This was a post I have been wanting to write for the past 2 weeks , but have been postponing it for a while because of household hurries and worklife worries..So here goes..

Flash Back :
1988:(or may be 1989) I'm not really sure. I was 6 year old girl-just like all the other girls of her age.
I spent my time outside playing with friends, going for a ride on my new BSA Champ and watching the only cartoon shows that came on doordarshan.Mom had always wanted her daughter to dance and soon there was a dance teacher knocking the door every saturday and sunday morning.It was soon clear that I did not have any aptitude for dance and the frustration of teacher and student were evident. Soon I started waking up every sunday dreading my dance lesson and crying because I could not watch the mickey mouse
cartoon on doordarshan. Finally my dad who is as interested in the fine arts as an average mallu is in veg food, decided that spending 150 rupees a month on something that made his daughter cry every day was not worth it.Thus ended my brief stint with dance.

Back to Present:

Later in life, I avoided any kind of dance including the mandatory to learn Thiruvathira knowing which is a
necessity in my community unless you want to look like a stupid in your own wedding video(Yep, it is a part of the welcoming ceremony to the groom's home or kudiveppu). I had been content (with a wee bit of envy I must admit) watching my friends perform amazing dances and win prizes in school and college, with my part limited to dressing them up and giving pep talk before the program. With great difficulty and ample help from my grandmother and aunts, I mastered one step of thiruvathira which helped me avoid looking like
a complete fool in the welcome thiruvathira at my husband's place.

Watching the ease with which my hubby's cousins danced , for the first time , I had a burning desire to be like them. To learn the dance. So when I got a chance to take part in an Onam program in Columbus, OH , I jumped on to it and found to my chagrin that to wish to learn is one thing , but having 2 left feet is quite another. Heart aches and body aches and 2 months later , I performed my first ever dance on stage. I wasn't quite so graceful, but it worked out. I could do the right steps.

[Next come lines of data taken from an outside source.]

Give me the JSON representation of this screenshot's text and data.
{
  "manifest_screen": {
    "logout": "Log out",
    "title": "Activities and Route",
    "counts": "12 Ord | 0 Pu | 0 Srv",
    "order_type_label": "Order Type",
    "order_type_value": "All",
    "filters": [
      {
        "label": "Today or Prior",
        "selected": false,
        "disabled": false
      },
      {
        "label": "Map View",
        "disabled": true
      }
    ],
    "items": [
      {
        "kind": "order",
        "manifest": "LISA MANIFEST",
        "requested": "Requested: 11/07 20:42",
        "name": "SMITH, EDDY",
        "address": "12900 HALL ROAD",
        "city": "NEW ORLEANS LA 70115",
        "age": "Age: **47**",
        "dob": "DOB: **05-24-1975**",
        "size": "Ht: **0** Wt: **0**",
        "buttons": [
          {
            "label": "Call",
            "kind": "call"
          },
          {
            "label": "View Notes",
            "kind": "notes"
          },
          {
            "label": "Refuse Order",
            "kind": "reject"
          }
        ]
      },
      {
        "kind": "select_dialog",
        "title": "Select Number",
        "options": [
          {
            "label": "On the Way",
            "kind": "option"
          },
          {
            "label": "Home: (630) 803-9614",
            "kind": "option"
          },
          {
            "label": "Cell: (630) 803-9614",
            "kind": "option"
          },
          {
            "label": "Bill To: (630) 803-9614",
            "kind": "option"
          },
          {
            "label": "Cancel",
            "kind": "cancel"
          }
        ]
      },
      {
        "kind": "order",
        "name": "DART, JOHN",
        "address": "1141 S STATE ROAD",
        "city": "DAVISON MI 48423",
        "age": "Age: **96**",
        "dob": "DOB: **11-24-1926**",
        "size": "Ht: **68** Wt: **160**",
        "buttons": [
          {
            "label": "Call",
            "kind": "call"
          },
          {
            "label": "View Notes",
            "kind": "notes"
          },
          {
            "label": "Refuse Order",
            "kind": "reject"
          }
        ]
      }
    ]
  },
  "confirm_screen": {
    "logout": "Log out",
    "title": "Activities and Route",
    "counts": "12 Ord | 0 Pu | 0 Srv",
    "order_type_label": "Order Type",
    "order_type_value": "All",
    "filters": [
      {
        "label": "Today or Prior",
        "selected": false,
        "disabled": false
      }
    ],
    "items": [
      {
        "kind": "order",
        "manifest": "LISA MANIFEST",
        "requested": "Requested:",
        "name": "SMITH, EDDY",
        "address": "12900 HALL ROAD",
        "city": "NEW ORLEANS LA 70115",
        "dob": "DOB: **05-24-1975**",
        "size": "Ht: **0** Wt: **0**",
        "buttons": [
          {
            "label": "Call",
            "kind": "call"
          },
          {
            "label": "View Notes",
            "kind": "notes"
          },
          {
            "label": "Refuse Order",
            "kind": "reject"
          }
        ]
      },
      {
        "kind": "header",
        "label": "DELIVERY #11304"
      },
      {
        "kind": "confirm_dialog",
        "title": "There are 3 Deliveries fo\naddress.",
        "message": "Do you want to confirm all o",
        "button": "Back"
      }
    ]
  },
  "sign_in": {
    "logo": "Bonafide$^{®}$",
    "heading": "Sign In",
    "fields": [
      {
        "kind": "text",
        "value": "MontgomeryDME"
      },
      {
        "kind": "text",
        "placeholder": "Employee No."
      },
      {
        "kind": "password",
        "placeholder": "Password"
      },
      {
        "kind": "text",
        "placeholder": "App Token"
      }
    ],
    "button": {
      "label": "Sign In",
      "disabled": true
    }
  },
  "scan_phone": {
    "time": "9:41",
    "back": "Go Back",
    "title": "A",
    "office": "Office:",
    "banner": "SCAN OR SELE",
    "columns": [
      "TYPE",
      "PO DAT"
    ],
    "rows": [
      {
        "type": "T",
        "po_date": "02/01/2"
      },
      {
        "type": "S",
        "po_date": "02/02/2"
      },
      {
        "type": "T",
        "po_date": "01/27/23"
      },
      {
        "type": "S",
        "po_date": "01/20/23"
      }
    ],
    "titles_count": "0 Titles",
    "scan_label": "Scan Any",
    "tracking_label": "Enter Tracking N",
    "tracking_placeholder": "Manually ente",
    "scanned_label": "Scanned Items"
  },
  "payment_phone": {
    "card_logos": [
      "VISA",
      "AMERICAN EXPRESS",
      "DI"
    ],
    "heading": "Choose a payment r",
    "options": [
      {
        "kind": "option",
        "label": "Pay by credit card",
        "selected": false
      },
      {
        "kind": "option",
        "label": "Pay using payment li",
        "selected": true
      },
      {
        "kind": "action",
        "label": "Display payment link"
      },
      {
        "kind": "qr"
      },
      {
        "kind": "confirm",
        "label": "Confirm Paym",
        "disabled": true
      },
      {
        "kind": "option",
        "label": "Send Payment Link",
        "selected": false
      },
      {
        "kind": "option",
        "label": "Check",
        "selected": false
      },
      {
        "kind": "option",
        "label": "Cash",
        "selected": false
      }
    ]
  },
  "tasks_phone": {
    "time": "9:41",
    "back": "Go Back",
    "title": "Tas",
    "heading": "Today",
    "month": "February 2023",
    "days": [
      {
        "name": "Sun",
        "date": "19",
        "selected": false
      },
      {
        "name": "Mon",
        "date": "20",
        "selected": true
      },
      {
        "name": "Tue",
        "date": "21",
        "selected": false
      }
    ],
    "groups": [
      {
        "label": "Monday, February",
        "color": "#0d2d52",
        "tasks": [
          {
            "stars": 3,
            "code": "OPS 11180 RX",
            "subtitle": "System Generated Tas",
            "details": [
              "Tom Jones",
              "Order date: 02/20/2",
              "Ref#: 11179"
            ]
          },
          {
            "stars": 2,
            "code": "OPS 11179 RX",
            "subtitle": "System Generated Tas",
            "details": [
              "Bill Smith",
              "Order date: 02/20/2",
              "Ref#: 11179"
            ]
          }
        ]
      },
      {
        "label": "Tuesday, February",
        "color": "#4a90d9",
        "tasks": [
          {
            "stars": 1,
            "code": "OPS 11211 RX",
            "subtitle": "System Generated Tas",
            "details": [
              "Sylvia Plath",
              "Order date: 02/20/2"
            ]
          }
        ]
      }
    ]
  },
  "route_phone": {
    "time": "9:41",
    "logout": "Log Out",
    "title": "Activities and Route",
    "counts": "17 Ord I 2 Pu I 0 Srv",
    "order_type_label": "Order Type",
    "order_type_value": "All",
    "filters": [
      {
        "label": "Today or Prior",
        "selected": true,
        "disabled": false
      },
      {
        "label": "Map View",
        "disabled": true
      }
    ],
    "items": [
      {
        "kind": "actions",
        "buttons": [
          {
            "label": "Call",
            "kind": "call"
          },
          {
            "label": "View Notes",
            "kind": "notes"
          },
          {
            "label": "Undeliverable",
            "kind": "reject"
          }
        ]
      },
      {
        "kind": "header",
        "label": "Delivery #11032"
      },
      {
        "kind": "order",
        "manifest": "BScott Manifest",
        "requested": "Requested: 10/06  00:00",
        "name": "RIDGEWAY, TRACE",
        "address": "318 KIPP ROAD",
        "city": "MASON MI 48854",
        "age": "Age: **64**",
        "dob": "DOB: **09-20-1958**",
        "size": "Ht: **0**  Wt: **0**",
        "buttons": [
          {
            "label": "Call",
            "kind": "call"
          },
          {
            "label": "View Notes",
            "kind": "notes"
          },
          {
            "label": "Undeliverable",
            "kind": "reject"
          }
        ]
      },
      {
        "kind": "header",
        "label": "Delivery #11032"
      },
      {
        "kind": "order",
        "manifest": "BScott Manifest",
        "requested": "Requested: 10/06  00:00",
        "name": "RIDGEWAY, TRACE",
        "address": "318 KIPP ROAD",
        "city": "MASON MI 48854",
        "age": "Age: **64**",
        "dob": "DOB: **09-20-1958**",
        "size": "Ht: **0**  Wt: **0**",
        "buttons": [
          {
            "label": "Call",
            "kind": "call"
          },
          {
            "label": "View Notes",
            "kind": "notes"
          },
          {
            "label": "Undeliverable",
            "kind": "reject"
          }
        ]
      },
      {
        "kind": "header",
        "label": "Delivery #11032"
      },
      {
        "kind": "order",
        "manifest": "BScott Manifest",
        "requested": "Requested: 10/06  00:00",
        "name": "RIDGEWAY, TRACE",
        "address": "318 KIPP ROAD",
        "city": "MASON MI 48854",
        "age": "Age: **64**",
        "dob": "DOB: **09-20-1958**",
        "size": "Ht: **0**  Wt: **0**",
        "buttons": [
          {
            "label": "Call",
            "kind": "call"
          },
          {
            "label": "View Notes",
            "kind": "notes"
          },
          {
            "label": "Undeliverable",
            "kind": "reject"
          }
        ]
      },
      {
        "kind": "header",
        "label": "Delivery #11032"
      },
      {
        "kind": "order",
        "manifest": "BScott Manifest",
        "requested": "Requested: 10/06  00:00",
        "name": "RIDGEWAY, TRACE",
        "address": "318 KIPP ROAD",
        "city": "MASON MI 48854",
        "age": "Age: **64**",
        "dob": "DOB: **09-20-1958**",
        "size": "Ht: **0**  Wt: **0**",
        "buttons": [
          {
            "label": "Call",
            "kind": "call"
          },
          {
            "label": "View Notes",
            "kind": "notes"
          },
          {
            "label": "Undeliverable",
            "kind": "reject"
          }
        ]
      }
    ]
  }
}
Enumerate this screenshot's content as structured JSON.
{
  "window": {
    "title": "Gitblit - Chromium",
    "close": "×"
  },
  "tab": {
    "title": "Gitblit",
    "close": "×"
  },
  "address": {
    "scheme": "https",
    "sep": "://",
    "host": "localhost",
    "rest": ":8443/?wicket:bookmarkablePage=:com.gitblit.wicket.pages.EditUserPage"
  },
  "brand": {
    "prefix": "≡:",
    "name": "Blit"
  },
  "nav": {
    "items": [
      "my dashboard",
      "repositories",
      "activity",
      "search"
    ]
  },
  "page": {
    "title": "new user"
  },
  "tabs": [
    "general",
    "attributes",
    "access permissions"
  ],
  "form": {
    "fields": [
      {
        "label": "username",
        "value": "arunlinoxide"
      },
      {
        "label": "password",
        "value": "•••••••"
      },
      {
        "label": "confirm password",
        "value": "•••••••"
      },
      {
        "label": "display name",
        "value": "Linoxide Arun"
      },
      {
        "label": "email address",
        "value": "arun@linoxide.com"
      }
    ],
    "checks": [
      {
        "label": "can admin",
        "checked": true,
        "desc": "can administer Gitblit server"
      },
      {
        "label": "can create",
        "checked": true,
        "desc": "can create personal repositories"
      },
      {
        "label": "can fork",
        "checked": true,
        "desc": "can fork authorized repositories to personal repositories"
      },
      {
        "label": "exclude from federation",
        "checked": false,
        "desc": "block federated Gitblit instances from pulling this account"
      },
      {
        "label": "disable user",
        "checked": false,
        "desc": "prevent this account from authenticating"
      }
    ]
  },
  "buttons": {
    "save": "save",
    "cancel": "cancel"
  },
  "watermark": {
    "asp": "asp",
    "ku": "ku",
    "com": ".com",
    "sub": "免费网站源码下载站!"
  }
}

This made me more ambitious, I wanted to try doing some other types of dance.But I didn't have the confidence to ask anybodyfor a chance as I was quite sure that nobody would have that much patience.
But this year, I gathered up courage and joined my friends for a cinematic dance. It was way difficult at first,
But good friends and a great teacher (who is a good friend too) and a supporting hubby can do wonders I was able to learn it , bit by bit , step by step.

And we put up an amazing show. It felt so happy to be part of such a winning combination that I felt this was the right thing to blog about to co-memorate the other achievement that I'm proud of- that of completing 50 blog posts.